Sometimes the students would answer my question with another: Why did the gods want to stop the builders reaching heaven? Why indeed? After all, Christians in the Lord’s prayer pray for the coming of heaven; it’s the goal of most spiritual journeys. There’s an equally probing enquiry to be made into the story of Adam and Eve. Why are they forbidden to eat the fruit of the tree of good and evil, when surely we should already recognise the difference?
As Christians know well, the story of the Tower of Babel is mirrored in the story of Pentecost. In the Acts of the Apostles we read of the disciples preaching to a great crowd of people from across the world. They speak different languages, yet each hears and understands the message in their own tongue. The Tower of Babel looks to answer the question as to why people across the world speak different tongues. Perhaps this story presents it as a curse imposed upon human beings for their divine ambitions? I propose the existence of language as quite the opposite; the variety of our languages reflects the wonderful richness of human life.
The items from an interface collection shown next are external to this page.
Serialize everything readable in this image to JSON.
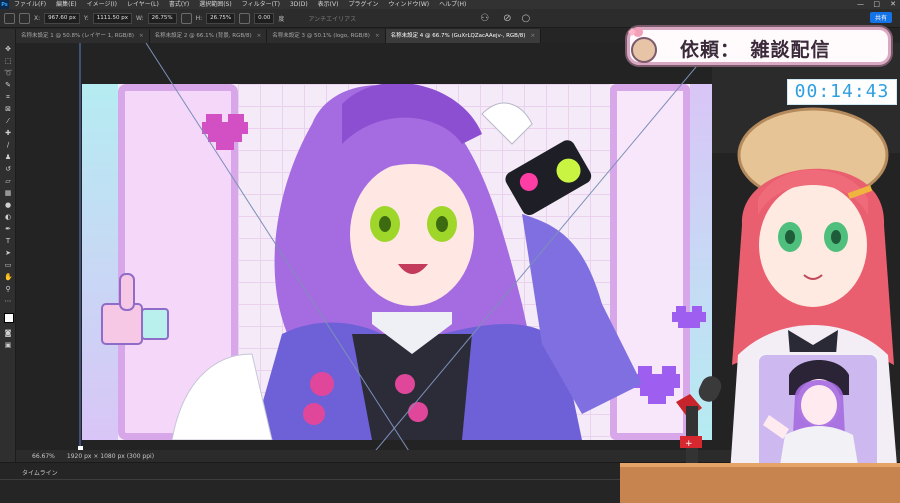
{
  "menubar": {
    "logo": "Ps",
    "items": [
      "ファイル(F)",
      "編集(E)",
      "イメージ(I)",
      "レイヤー(L)",
      "書式(Y)",
      "選択範囲(S)",
      "フィルター(T)",
      "3D(D)",
      "表示(V)",
      "プラグイン",
      "ウィンドウ(W)",
      "ヘルプ(H)"
    ],
    "window_controls": [
      "—",
      "□",
      "✕"
    ]
  },
  "options": {
    "x_label": "X:",
    "x_value": "967.60 px",
    "y_label": "Y:",
    "y_value": "1111.50 px",
    "w_label": "W:",
    "w_value": "26.75%",
    "h_label": "H:",
    "h_value": "26.75%",
    "angle_value": "0.00",
    "angle_unit": "度",
    "interp_label": "アンチエイリアス",
    "share_label": "共有"
  },
  "tabs": [
    {
      "label": "名称未設定 1 @ 50.8% (レイヤー 1, RGB/8)",
      "close": "×"
    },
    {
      "label": "名称未設定 2 @ 66.1% (背景, RGB/8)",
      "close": "×"
    },
    {
      "label": "名称未設定 3 @ 50.1% (logo, RGB/8)",
      "close": "×"
    },
    {
      "label": "名称未設定 4 @ 66.7% (GuXrLQZacAAejv-, RGB/8)",
      "close": "×",
      "active": true
    }
  ],
  "status": {
    "zoom": "66.67%",
    "doc_size": "1920 px × 1080 px (300 ppi)"
  },
  "timeline": {
    "label": "タイムライン"
  },
  "overlay": {
    "title": "依頼：　雑談配信",
    "timer": "00:14:43"
  },
  "colors": {
    "accent": "#1473e6",
    "timer_text": "#2f9fe0",
    "title_border": "#d9a9c4",
    "art_purple": "#a56be0"
  },
  "toolbar_icons": [
    "move-icon",
    "marquee-icon",
    "lasso-icon",
    "quick-select-icon",
    "crop-icon",
    "frame-icon",
    "eyedropper-icon",
    "healing-icon",
    "brush-icon",
    "stamp-icon",
    "history-brush-icon",
    "eraser-icon",
    "gradient-icon",
    "blur-icon",
    "dodge-icon",
    "pen-icon",
    "type-icon",
    "path-select-icon",
    "shape-icon",
    "hand-icon",
    "zoom-icon",
    "more-icon",
    "color-swatch-icon",
    "quick-mask-icon",
    "screen-mode-icon"
  ]
}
Seeking to understand each other and crossing linguistic boundaries brings us not only to a greater understanding of each other and make new projects possible, but also gives us a greater understanding of the spirit of God.
As a choirboy I was always intrigued by the line in the Magnificat, The Song of Mary, “he hath scattered the proud in the imagination of their hearts”. It was also fun to sing, with the organ used to dramatic effect in the accompaniment. However, on one level it seemed to be giving imagination a bad press. “You’re imagining things” we’d be told when being accused of subscribing to conspiracy theories or in over-zealously seeking out the truth, whilst conversely being urged to “Use your imagination” if the details of that very truth prove too uncomfortable to air publicly.
Today I think it’s well recognised that using our imagination is an essential part of what it is to be a living, thinking, understanding and responsive person. It takes a leap of imagination to make a scientific discovery, just as much as it does to make a sci-fi movie. It takes imagination to act in the world and to have a vision and set goals. It helps us to understand people, to step into their shoes and empathise with them. It isn’t reserved for day-dreams and art projects. It deepens our insight, clarifies our vision and motivates our action.
Interestingly, for Christians, much of this work of the imagination is characteristic of the work of the Holy Spirit. In Genesis, the creativity of God is seen in the spirit brooding over the face of the waters. In the Old and New Testaments it’s the spirit that gives wisdom and understanding. Through the spirit, the prophets have visions and the people dream dreams. In the New Testament, to be filled with the spirit is to give birth to love, joy, peace, kindness and goodness. To live in the spirit is to be bound together in love. In short, we are the image of the creator God, or as the British theologian John Macquarrie said, “life in the spirit is life in the imagination of God”.
Making a connection between the Holy Spirit and the imagination might appear blasphemous as it seems to suggest that God is merely a figment of the imagination. However, imagination is crucial to human life and faith. As Whit Sunday approaches and we prepare to celebrate the story of the coming of the Holy Spirit to Jesus’ disciples at Pentecost, we need to rejoice in and encourage all the creativity and imagination that has formed our faith and its practices over many generations.